A buddy and I were discussing his recent relationship and the reasons for its demise. The two never fought, they loved a lot and they laughed a lot. They were in love but there were issues. That is to say, issues that would affect their future compatibility.
Love and compatibility are two different things. One can be in love with another but without the right compatibilities, the relationship may be in jeopardy.
Ultimately a decision had to be made and it was ended.
Like any break up, it was emotionally taxing. He went from being resolute about the decision to being sad, then doubtful, and then full circle to resolute again.
In an effort to support him on one occasion I reiterated his reasoning for the decision. I did what I thought was best to help reaffirm all of his concerns of an incompatible future.
Then, after a moment of thoughtful silence he stated in a resigned voice, “It’s not about the love or the compatibility now. The tough part is the finality.”
The sad fact remains for us all that whether we were compatible or not, in love or not, the finality is the pain that we still have to deal with.
Finality is the dark and empty sensation of “the end”.
Finality doesn’t care if the two of you were in love but couldn’t find your way or if you ended up despising and rejecting each other and the former illusion of love. The stinging sensation of finality has nothing to do with love or compatibility. It’s the abrupt tearing away of the tender kisses, mornings embraced in bed and the loving intimacy you once so passionately shared.
The bed has never felt so empty.

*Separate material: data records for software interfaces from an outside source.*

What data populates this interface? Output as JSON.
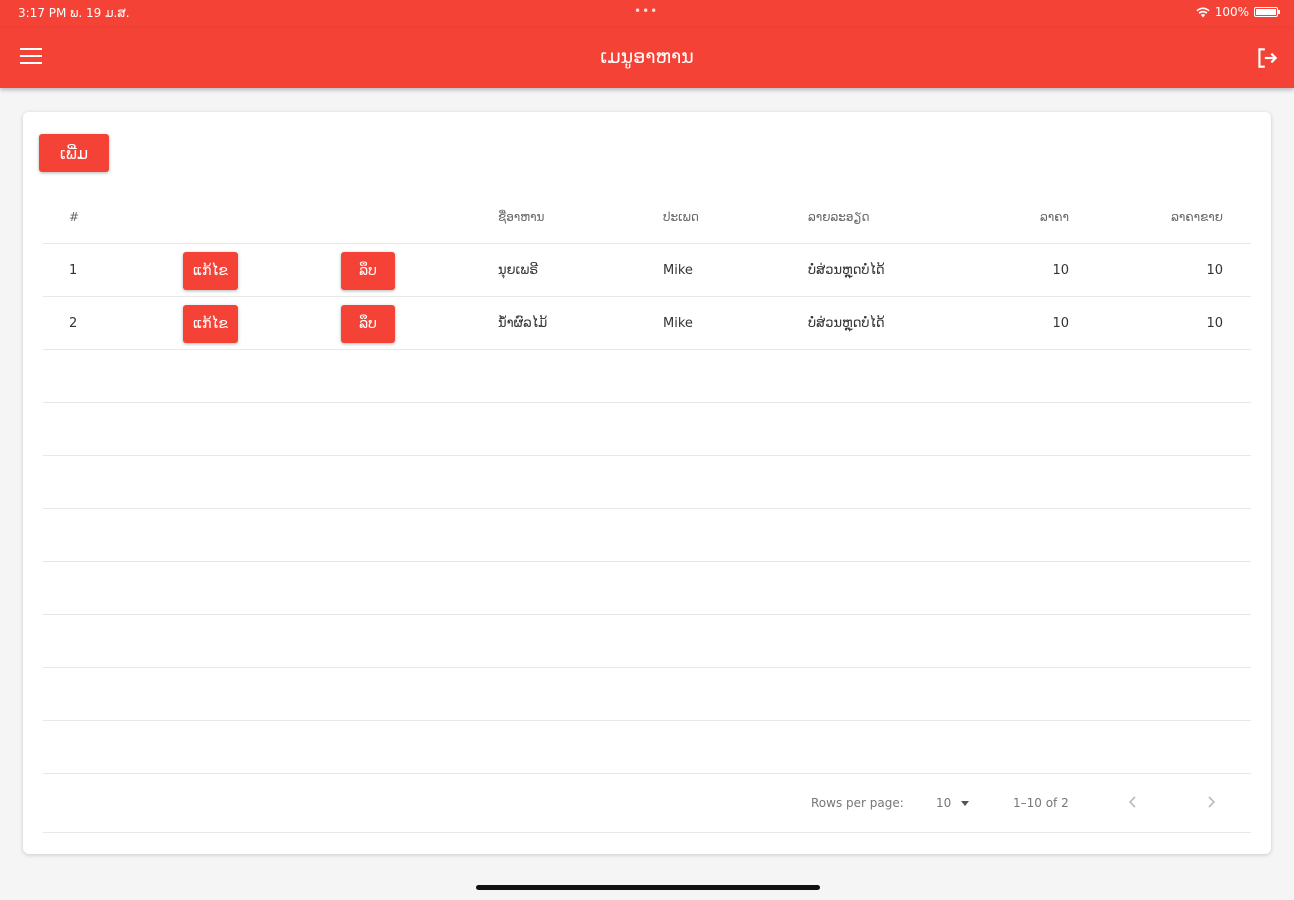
{
  "status_bar": {
    "time": "3:17 PM   ພ. 19 ມ.ສ.",
    "dots": "•••",
    "battery": "100%",
    "battery_level": 1.0
  },
  "app_bar": {
    "title": "ເມນູອາຫານ",
    "menu_icon": "hamburger-menu-icon",
    "logout_icon": "logout-icon"
  },
  "actions": {
    "add_label": "ເພີ່ມ"
  },
  "table": {
    "headers": {
      "num": "#",
      "name": "ຊື່ອາຫານ",
      "category": "ປະເພດ",
      "description": "ລາຍລະອຽດ",
      "price": "ລາຄາ",
      "total": "ລາຄາຂາຍ"
    },
    "rows": [
      {
        "num": "1",
        "edit": "ແກ້ໄຂ",
        "delete": "ລຶບ",
        "name": "ນຸຍເພຣີ",
        "category": "Mike",
        "description": "ບໍ່ສ່ວນຫຼຸດບໍ່ໄດ້",
        "price": "10",
        "total": "10"
      },
      {
        "num": "2",
        "edit": "ແກ້ໄຂ",
        "delete": "ລຶບ",
        "name": "ນ້ຳຜົລໄມ້",
        "category": "Mike",
        "description": "ບໍ່ສ່ວນຫຼຸດບໍ່ໄດ້",
        "price": "10",
        "total": "10"
      }
    ]
  },
  "pagination": {
    "rows_per_page_label": "Rows per page:",
    "rows_per_page_value": "10",
    "range": "1–10 of 2"
  },
  "colors": {
    "primary": "#f44336",
    "background": "#f5f5f5"
  }
}
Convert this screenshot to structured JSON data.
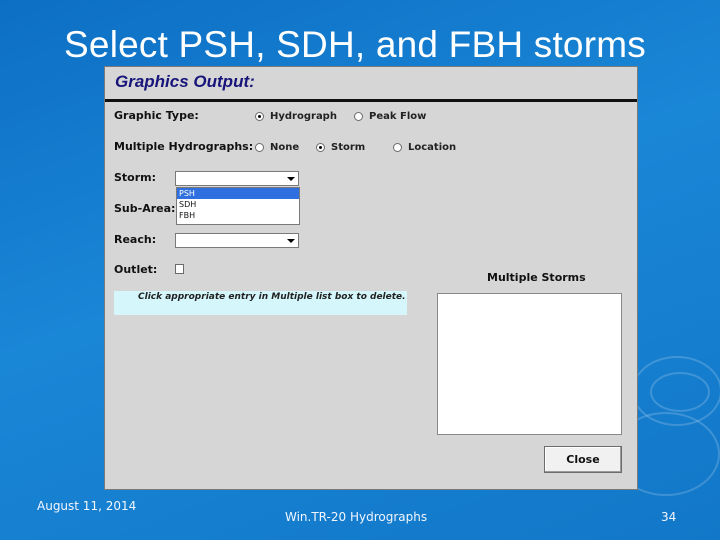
{
  "slide": {
    "title": "Select PSH, SDH, and FBH storms",
    "footer_date": "August 11, 2014",
    "footer_center": "Win.TR-20 Hydrographs",
    "page_number": "34"
  },
  "dialog": {
    "title": "Graphics Output:",
    "graphic_type": {
      "label": "Graphic Type:",
      "options": [
        "Hydrograph",
        "Peak Flow"
      ],
      "selected": "Hydrograph"
    },
    "multiple_hydrographs": {
      "label": "Multiple Hydrographs:",
      "options": [
        "None",
        "Storm",
        "Location"
      ],
      "selected": "Storm"
    },
    "storm": {
      "label": "Storm:",
      "value": "",
      "dropdown_items": [
        "PSH",
        "SDH",
        "FBH"
      ],
      "highlighted": "PSH"
    },
    "sub_area": {
      "label": "Sub-Area:"
    },
    "reach": {
      "label": "Reach:",
      "value": ""
    },
    "outlet": {
      "label": "Outlet:",
      "checked": false
    },
    "hint": "Click appropriate entry in Multiple list box to delete.",
    "multiple_storms": {
      "label": "Multiple Storms",
      "items": []
    },
    "close_label": "Close"
  },
  "colors": {
    "slide_background": "#1277c8",
    "dialog_background": "#d6d6d6",
    "dialog_title": "#17157a",
    "selection": "#2f6fe0",
    "hint_background": "#d5f7fb"
  }
}
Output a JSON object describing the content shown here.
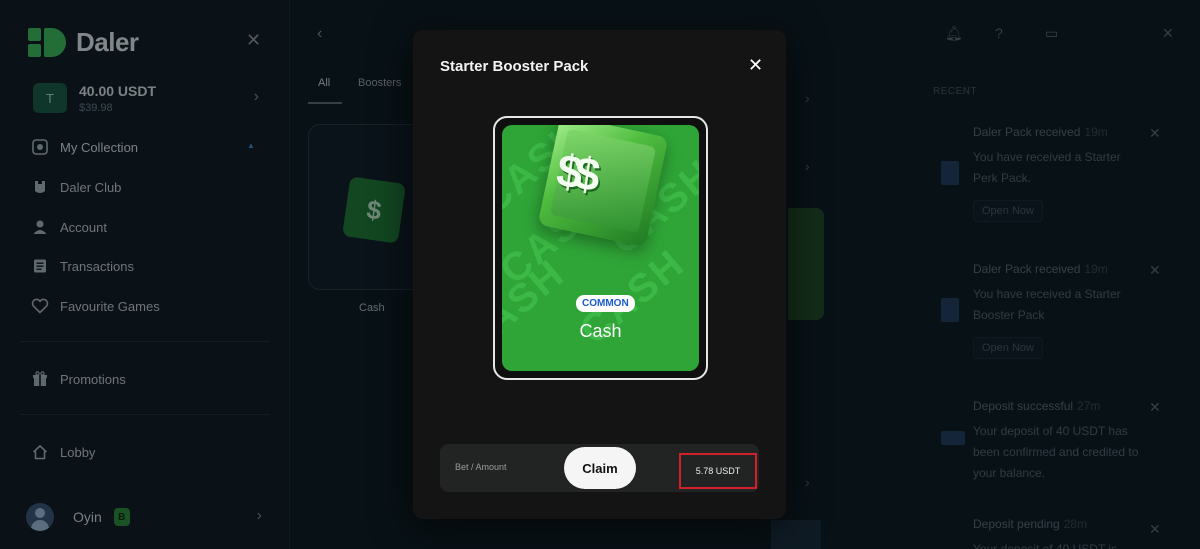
{
  "brand": {
    "name": "Daler"
  },
  "wallet": {
    "badge": "T",
    "amount": "40.00 USDT",
    "sub": "$39.98"
  },
  "nav": [
    {
      "label": "My Collection"
    },
    {
      "label": "Daler Club"
    },
    {
      "label": "Account"
    },
    {
      "label": "Transactions"
    },
    {
      "label": "Favourite Games"
    },
    {
      "label": "Promotions"
    },
    {
      "label": "Lobby"
    }
  ],
  "user": {
    "name": "Oyin",
    "tag": "B"
  },
  "main": {
    "tabs": [
      "All",
      "Boosters"
    ],
    "card_label": "Cash"
  },
  "notifications": {
    "heading": "RECENT",
    "items": [
      {
        "title": "Daler Pack received",
        "time": "19m",
        "body": "You have received a Starter Perk Pack.",
        "action": "Open Now"
      },
      {
        "title": "Daler Pack received",
        "time": "19m",
        "body": "You have received a Starter Booster Pack",
        "action": "Open Now"
      },
      {
        "title": "Deposit successful",
        "time": "27m",
        "body": "Your deposit of 40 USDT has been confirmed and credited to your balance."
      },
      {
        "title": "Deposit pending",
        "time": "28m",
        "body": "Your deposit of 40 USDT is"
      }
    ]
  },
  "modal": {
    "title": "Starter Booster Pack",
    "rarity": "COMMON",
    "pack_name": "Cash",
    "dollar": "$$",
    "pattern_text": "CASH",
    "bet_label": "Bet / Amount",
    "claim_label": "Claim",
    "amount": "5.78 USDT"
  },
  "colors": {
    "brand_green": "#3fbf5a",
    "pack_green": "#2fa537",
    "rarity_blue": "#1a5ccc",
    "highlight_red": "#d0202a"
  }
}
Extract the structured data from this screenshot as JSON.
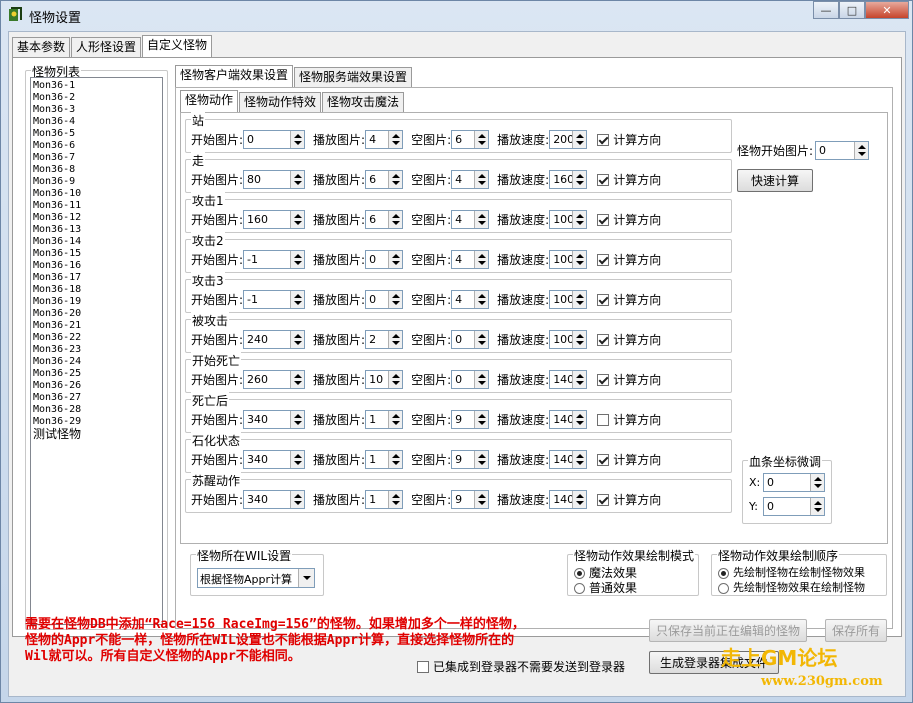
{
  "window": {
    "title": "怪物设置",
    "minimize": "—",
    "maximize": "□",
    "close": "✕"
  },
  "tabs": [
    "基本参数",
    "人形怪设置",
    "自定义怪物"
  ],
  "monster_list": {
    "title": "怪物列表",
    "items": [
      "Mon36-1",
      "Mon36-2",
      "Mon36-3",
      "Mon36-4",
      "Mon36-5",
      "Mon36-6",
      "Mon36-7",
      "Mon36-8",
      "Mon36-9",
      "Mon36-10",
      "Mon36-11",
      "Mon36-12",
      "Mon36-13",
      "Mon36-14",
      "Mon36-15",
      "Mon36-16",
      "Mon36-17",
      "Mon36-18",
      "Mon36-19",
      "Mon36-20",
      "Mon36-21",
      "Mon36-22",
      "Mon36-23",
      "Mon36-24",
      "Mon36-25",
      "Mon36-26",
      "Mon36-27",
      "Mon36-28",
      "Mon36-29",
      "测试怪物"
    ]
  },
  "subtabs": [
    "怪物客户端效果设置",
    "怪物服务端效果设置"
  ],
  "subsubtabs": [
    "怪物动作",
    "怪物动作特效",
    "怪物攻击魔法"
  ],
  "field_labels": {
    "start": "开始图片:",
    "play": "播放图片:",
    "empty": "空图片:",
    "speed": "播放速度:",
    "dir": "计算方向"
  },
  "actions": [
    {
      "name": "站",
      "start": "0",
      "play": "4",
      "empty": "6",
      "speed": "200",
      "dir": true
    },
    {
      "name": "走",
      "start": "80",
      "play": "6",
      "empty": "4",
      "speed": "160",
      "dir": true
    },
    {
      "name": "攻击1",
      "start": "160",
      "play": "6",
      "empty": "4",
      "speed": "100",
      "dir": true
    },
    {
      "name": "攻击2",
      "start": "-1",
      "play": "0",
      "empty": "4",
      "speed": "100",
      "dir": true
    },
    {
      "name": "攻击3",
      "start": "-1",
      "play": "0",
      "empty": "4",
      "speed": "100",
      "dir": true
    },
    {
      "name": "被攻击",
      "start": "240",
      "play": "2",
      "empty": "0",
      "speed": "100",
      "dir": true
    },
    {
      "name": "开始死亡",
      "start": "260",
      "play": "10",
      "empty": "0",
      "speed": "140",
      "dir": true
    },
    {
      "name": "死亡后",
      "start": "340",
      "play": "1",
      "empty": "9",
      "speed": "140",
      "dir": false
    },
    {
      "name": "石化状态",
      "start": "340",
      "play": "1",
      "empty": "9",
      "speed": "140",
      "dir": true
    },
    {
      "name": "苏醒动作",
      "start": "340",
      "play": "1",
      "empty": "9",
      "speed": "140",
      "dir": true
    }
  ],
  "monster_start": {
    "label": "怪物开始图片:",
    "value": "0"
  },
  "quick_calc": "快速计算",
  "hpbar": {
    "title": "血条坐标微调",
    "x_label": "X:",
    "x": "0",
    "y_label": "Y:",
    "y": "0"
  },
  "wil": {
    "title": "怪物所在WIL设置",
    "selected": "根据怪物Appr计算"
  },
  "draw_mode": {
    "title": "怪物动作效果绘制模式",
    "options": [
      "魔法效果",
      "普通效果"
    ],
    "selected": 0
  },
  "draw_order": {
    "title": "怪物动作效果绘制顺序",
    "options": [
      "先绘制怪物在绘制怪物效果",
      "先绘制怪物效果在绘制怪物"
    ],
    "selected": 0
  },
  "note": "需要在怪物DB中添加“Race=156 RaceImg=156”的怪物。如果增加多个一样的怪物，\n怪物的Appr不能一样，怪物所在WIL设置也不能根据Appr计算，直接选择怪物所在的\nWil就可以。所有自定义怪物的Appr不能相同。",
  "buttons": {
    "save_current": "只保存当前正在编辑的怪物",
    "save_all": "保存所有",
    "gen": "生成登录器集成文件"
  },
  "integrated": {
    "label": "已集成到登录器不需要发送到登录器",
    "checked": false
  },
  "watermark": {
    "line1": "走上GM论坛",
    "line2": "www.230gm.com"
  },
  "colors": {
    "note": "#e00000",
    "watermark": "#f2b705"
  }
}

Finality can’t be rationalized by an itemized list of compatibility conflicts. Compatibility lives in the cold analytical brain and finality in the spongy, feely heart. The brain and the heart don’t work together on these issues.
Finality is the pain of mentally cancelling future plans the two of you had once schemed and charted out together, but will now never enjoy.
Finality is the agonizing extrication from every former “touching point” that you and your former lover once had. One after one, all connections are deleted as if they had never existed.
Only complete closure can replace the throbbing pain of finality.
But closure doesn’t always come as fast or in the way we’d like it to.
There will not likely be a ceremonious or loving goodbye to commemorate “good times”. There may not even be any final embraces or handshakes. No “all the bests” or “bon voyages”.
Upon reflection it may not matter anyway. Real and complete closure must be found in our own hearts and minds.
Lessons learned should be evaluated and accepted as growth opportunities as well as cherished memories. Once we accept the beauty in the hard learned lessons of the relationship, we can truly part with the bitter finality and enjoy our own peaceful closure and an expanded self.
Oh, I spoke to my buddy again the other day and asked him how it was going.
“Time mends all wounds bro” he replied in a confident and peaceful voice.
He’s found his closure. He’s finally moving on.